American Manganese owns manganese resources in Arizona at a site called Artillery Peak, and is working with the Defense Logistics Agency on a 320,000 ton manganese stock pile, also in Arizona. Their newest patent takes recycle scrap metals used by the EV car battery manufacturers and reprocesses it into cathode material that can be used to make batteries again. They call it “urban mining.” A lot of that material will be used to make new EV batteries. In a few trials, their recycled minerals came in at 99.9% recovery and purity.
“If they are going to back EVs and battery manufacturing, that also speaks well for people who are in the critical metals space,” Reaugh said. “China controls cobalt; they certainly control lithium, and it won’t be long before they are the biggest in nickel so it was a good time for Biden to come out with that EO. We think we can benefit from that.”
Pure play miners say a lot of these critical metals are in short supply. Either the US doesn’t have them, or it’s not competitive to dig them out of the ground.
“The Biden Administration is right to examine the criticality of numerous US materials and electronic goods that are vulnerable to global disruption on a daily basis, including rare earth elements. There is already surging demand for lithium and EV battery materials, and US manufacturers will need new sustainable supply to meet near term goals this decade,” said Pini Althaus, CEO of USA Rare Earth in Texas.

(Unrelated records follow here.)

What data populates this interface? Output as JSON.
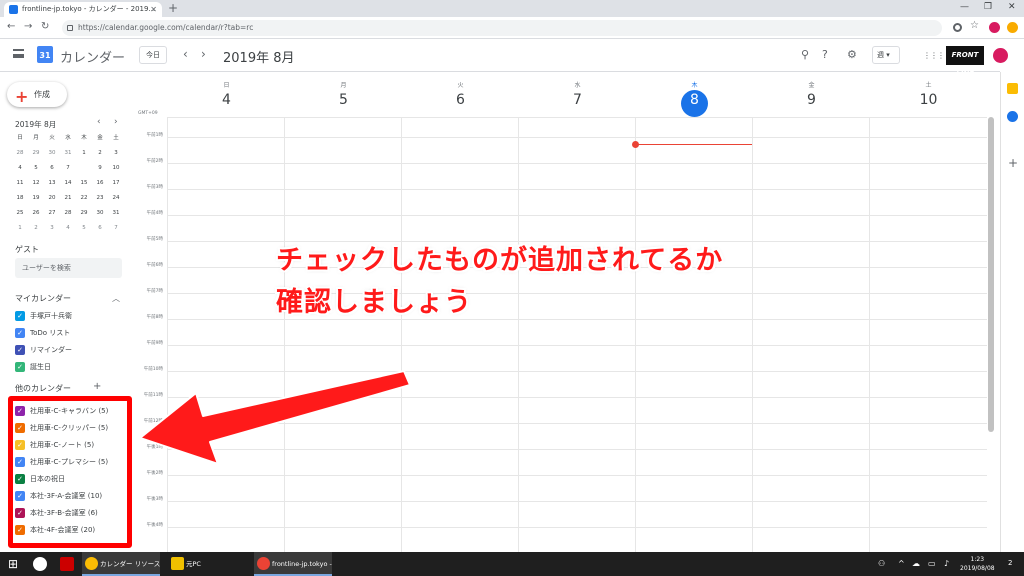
{
  "browser": {
    "tab_title": "frontline-jp.tokyo - カレンダー - 2019...",
    "url": "https://calendar.google.com/calendar/r?tab=rc"
  },
  "header": {
    "app_title": "カレンダー",
    "logo_number": "31",
    "today_label": "今日",
    "month_title": "2019年 8月",
    "view_label": "週",
    "brand": "FRONT LINE"
  },
  "sidebar": {
    "create_label": "作成",
    "mini_month": "2019年 8月",
    "weekdays": [
      "日",
      "月",
      "火",
      "水",
      "木",
      "金",
      "土"
    ],
    "weeks": [
      [
        "28",
        "29",
        "30",
        "31",
        "1",
        "2",
        "3"
      ],
      [
        "4",
        "5",
        "6",
        "7",
        "8",
        "9",
        "10"
      ],
      [
        "11",
        "12",
        "13",
        "14",
        "15",
        "16",
        "17"
      ],
      [
        "18",
        "19",
        "20",
        "21",
        "22",
        "23",
        "24"
      ],
      [
        "25",
        "26",
        "27",
        "28",
        "29",
        "30",
        "31"
      ],
      [
        "1",
        "2",
        "3",
        "4",
        "5",
        "6",
        "7"
      ]
    ],
    "guest_label": "ゲスト",
    "search_users_placeholder": "ユーザーを検索",
    "my_calendars_label": "マイカレンダー",
    "my_calendars": [
      {
        "label": "手塚戸十兵衛",
        "color": "#039be5"
      },
      {
        "label": "ToDo リスト",
        "color": "#4285f4"
      },
      {
        "label": "リマインダー",
        "color": "#3f51b5"
      },
      {
        "label": "誕生日",
        "color": "#33b679"
      }
    ],
    "other_calendars_label": "他のカレンダー",
    "other_calendars": [
      {
        "label": "社用車-C-キャラバン (5)",
        "color": "#8e24aa"
      },
      {
        "label": "社用車-C-クリッパー (5)",
        "color": "#ef6c00"
      },
      {
        "label": "社用車-C-ノート (5)",
        "color": "#f6bf26"
      },
      {
        "label": "社用車-C-プレマシー (5)",
        "color": "#4285f4"
      },
      {
        "label": "日本の祝日",
        "color": "#0b8043"
      },
      {
        "label": "本社-3F-A-会議室 (10)",
        "color": "#4285f4"
      },
      {
        "label": "本社-3F-B-会議室 (6)",
        "color": "#ad1457"
      },
      {
        "label": "本社-4F-会議室 (20)",
        "color": "#ef6c00"
      }
    ]
  },
  "week": {
    "timezone": "GMT+09",
    "days": [
      {
        "dow": "日",
        "num": "4"
      },
      {
        "dow": "月",
        "num": "5"
      },
      {
        "dow": "火",
        "num": "6"
      },
      {
        "dow": "水",
        "num": "7"
      },
      {
        "dow": "木",
        "num": "8"
      },
      {
        "dow": "金",
        "num": "9"
      },
      {
        "dow": "土",
        "num": "10"
      }
    ],
    "today_index": 4,
    "hours": [
      "午前1時",
      "午前2時",
      "午前3時",
      "午前4時",
      "午前5時",
      "午前6時",
      "午前7時",
      "午前8時",
      "午前9時",
      "午前10時",
      "午前11時",
      "午前12時",
      "午後1時",
      "午後2時",
      "午後3時",
      "午後4時",
      "午後5時"
    ]
  },
  "annotation": {
    "line1": "チェックしたものが追加されてるか",
    "line2": "確認しましょう"
  },
  "taskbar": {
    "items": [
      "カレンダー リソース - ...",
      "元PC",
      "frontline-jp.tokyo - ..."
    ],
    "time": "1:23",
    "date": "2019/08/08",
    "notification_count": "2"
  }
}
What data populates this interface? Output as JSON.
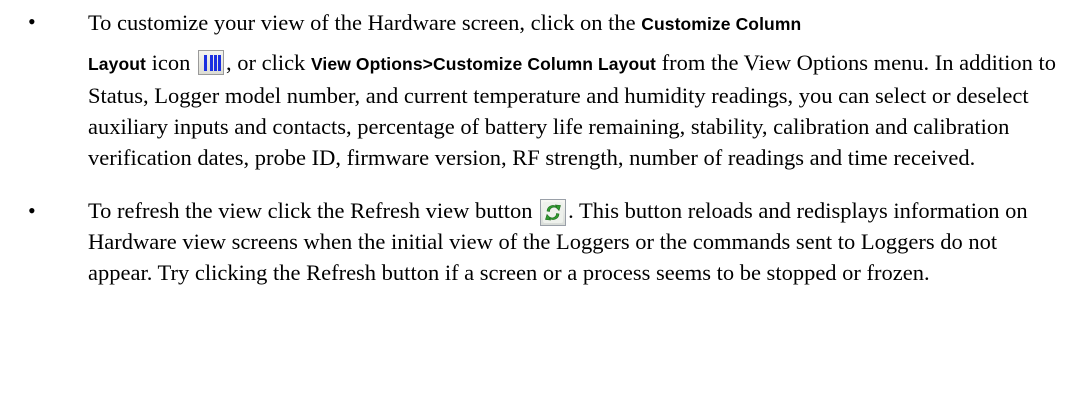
{
  "bullet_symbol": "•",
  "items": [
    {
      "t1": "To customize your view of the Hardware screen, click on the ",
      "b1": "Customize Column",
      "b2": "Layout",
      "t2": " icon ",
      "icon": "column-layout-icon",
      "t3": ", or click ",
      "b3": "View Options>Customize Column Layout",
      "t4": " from the View Options menu. In addition to Status, Logger model number, and current temperature and humidity readings, you can select or deselect auxiliary inputs and contacts, percentage of battery life remaining, stability, calibration and calibration verification dates, probe ID, firmware version, RF strength, number of readings and time received."
    },
    {
      "t1": "To refresh the view click the Refresh view button ",
      "icon": "refresh-icon",
      "t2": ". This button reloads and redisplays information on Hardware view screens when the initial view of the Loggers or the commands sent to Loggers do not appear. Try clicking the Refresh button if a screen or a process seems to be stopped or frozen."
    }
  ]
}
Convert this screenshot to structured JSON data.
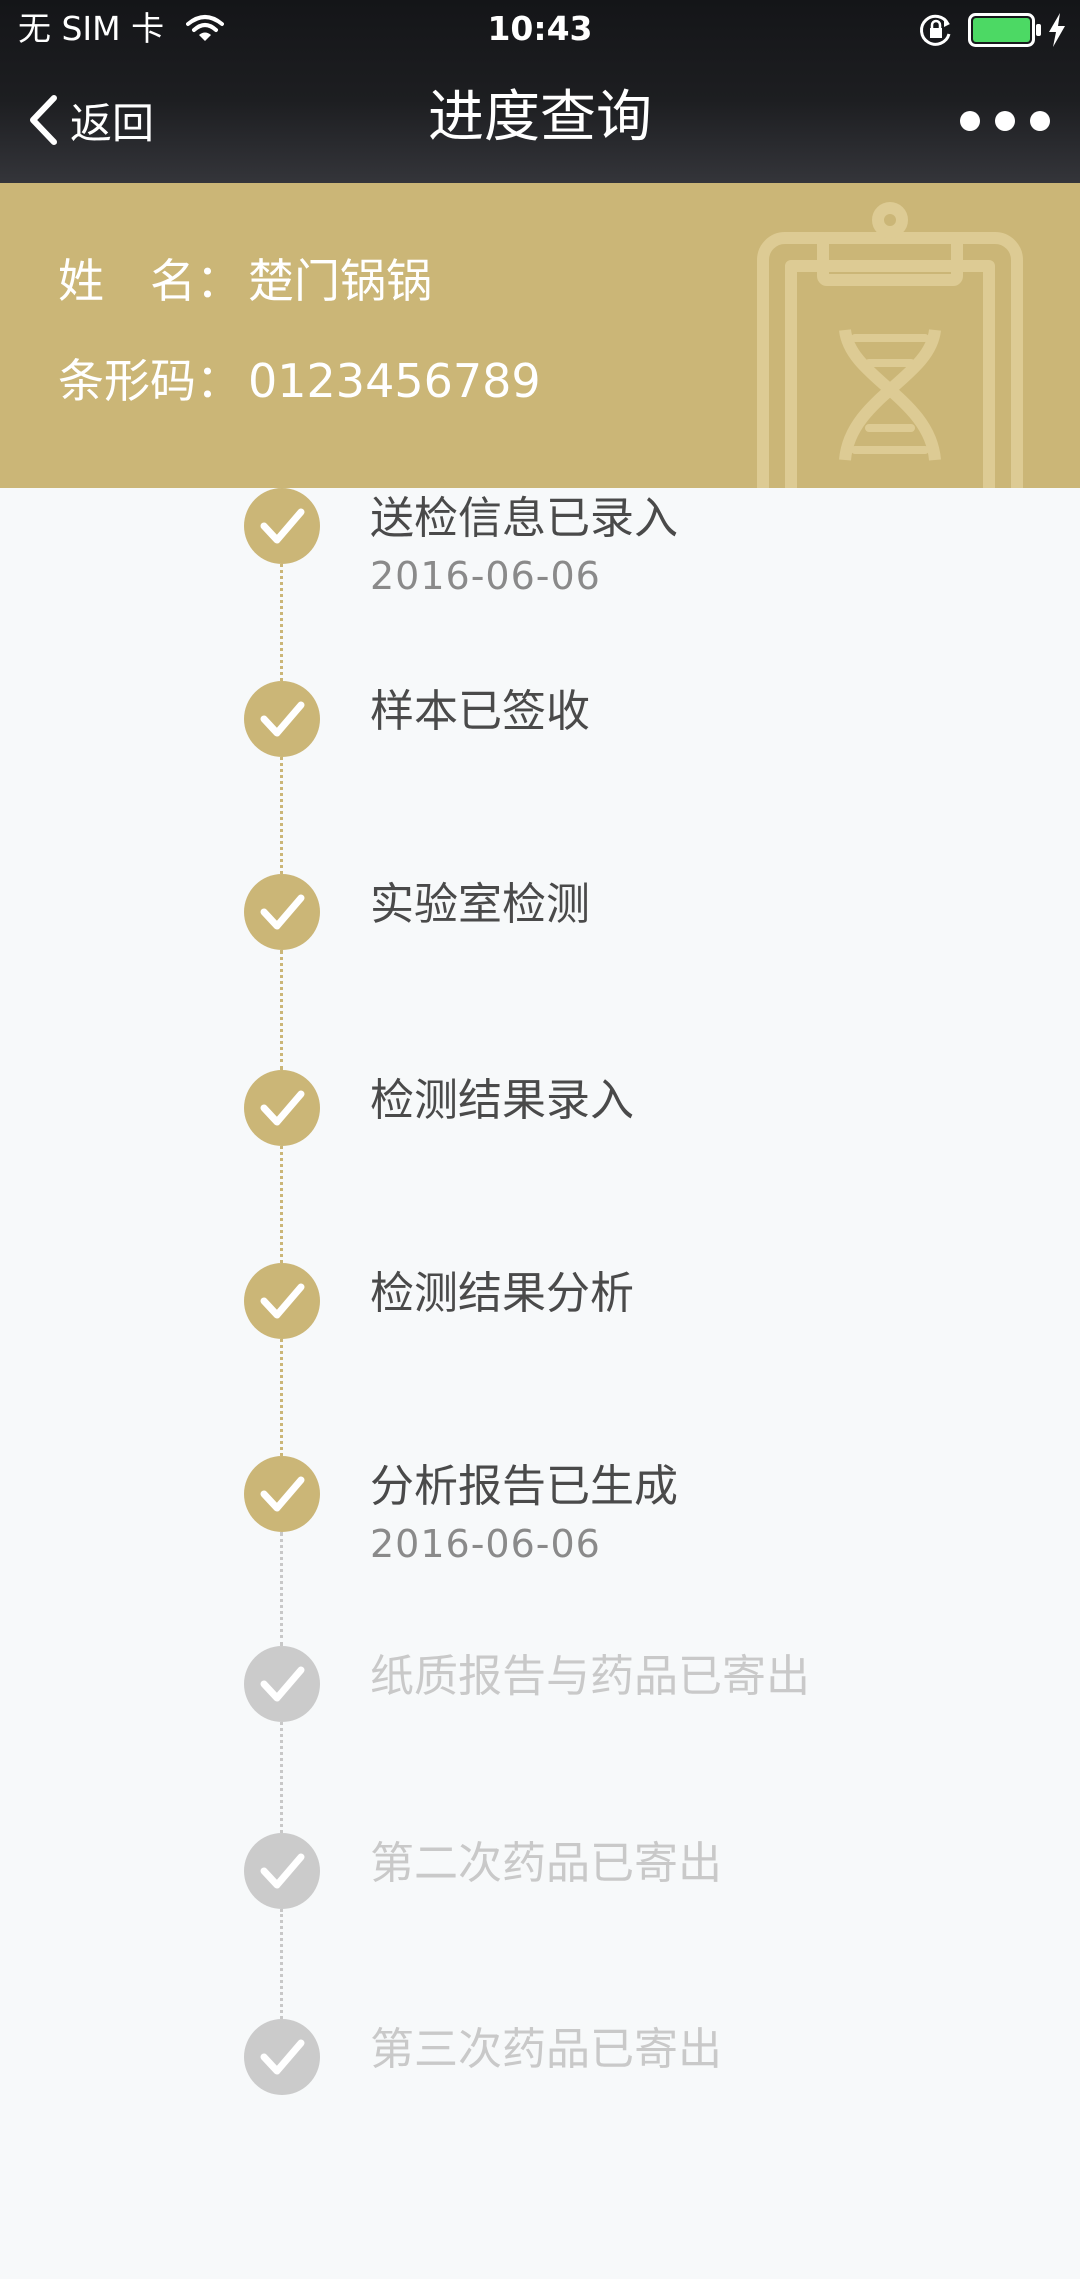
{
  "status_bar": {
    "carrier": "无 SIM 卡",
    "time": "10:43",
    "battery_color": "#4cd964"
  },
  "nav": {
    "back_label": "返回",
    "title": "进度查询",
    "more_icon": "more-dots-icon"
  },
  "patient": {
    "name_label": "姓　名：",
    "name_value": "楚门锅锅",
    "barcode_label": "条形码：",
    "barcode_value": "0123456789"
  },
  "colors": {
    "accent": "#cbb677",
    "done_text": "#4a4a4a",
    "pending": "#cbcbcb"
  },
  "steps": [
    {
      "title": "送检信息已录入",
      "date": "2016-06-06",
      "status": "done"
    },
    {
      "title": "样本已签收",
      "date": "",
      "status": "done"
    },
    {
      "title": "实验室检测",
      "date": "",
      "status": "done"
    },
    {
      "title": "检测结果录入",
      "date": "",
      "status": "done"
    },
    {
      "title": "检测结果分析",
      "date": "",
      "status": "done"
    },
    {
      "title": "分析报告已生成",
      "date": "2016-06-06",
      "status": "done"
    },
    {
      "title": "纸质报告与药品已寄出",
      "date": "",
      "status": "pending"
    },
    {
      "title": "第二次药品已寄出",
      "date": "",
      "status": "pending"
    },
    {
      "title": "第三次药品已寄出",
      "date": "",
      "status": "pending"
    }
  ]
}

USA Rare Earth works inside the Round Top Project in the state, owning 80 percent of it. Round Top contains 13 of the 35 minerals deemed “critical” by the Department of the Interior. They opened the first rare earth and critical minerals processing facility in the US and also acquired the neodymium iron boron (NdFeB) permanent magnet manufacturing equipment formerly operated by Hitachi Metals America in North Carolina. That facility will produce approximately 17 percent of the current US permanent magnet demand used in things like navigational equipment. At present, no other NdFeB permanent magnet manufacturing plant exists in the country.
Within the next 100 days of the EO, heads of agencies are required to submit reports to the White House on their findings. For critical minerals, the onus falls on two departments: the Department of Energy and the Department of Defense.
Energy must submit a report identifying risks in the supply chain for high-capacity batteries, including EV-batteries, and policy recommendations to address any shortfalls.
Defense shall submit – in consult with other heads of agencies – a report on supply chain for critical minerals, strategic minerals, and rare earth elements that includes policy ideas for stockpiling and other measures.
“President Biden’s executive order represents an important and far-reaching step,” said CPA Chair Zach Mottl. “For years, America’s productive capacity in strategic industries has been progressively dismantled by subsidized overseas competition. As a result, the nation is now facing serious supply chain vulnerabilities—something Americans saw during the onset of the COVID-19 pandemic. The president’s order will help to identify these critical shortages and also initiate steps to reverse the current, troubling trajectory.”
The White House says it wants to hear from domestic industry on the best ways to address supply chain risks and production challenges.
“We’re pleased that the President and his team are moving rapidly,” said Michael Stumo, CEO of the CPA, making a note we need action, rather than constant, year-long studies on the matter. “The administration must quickly pivot from assessment to action.”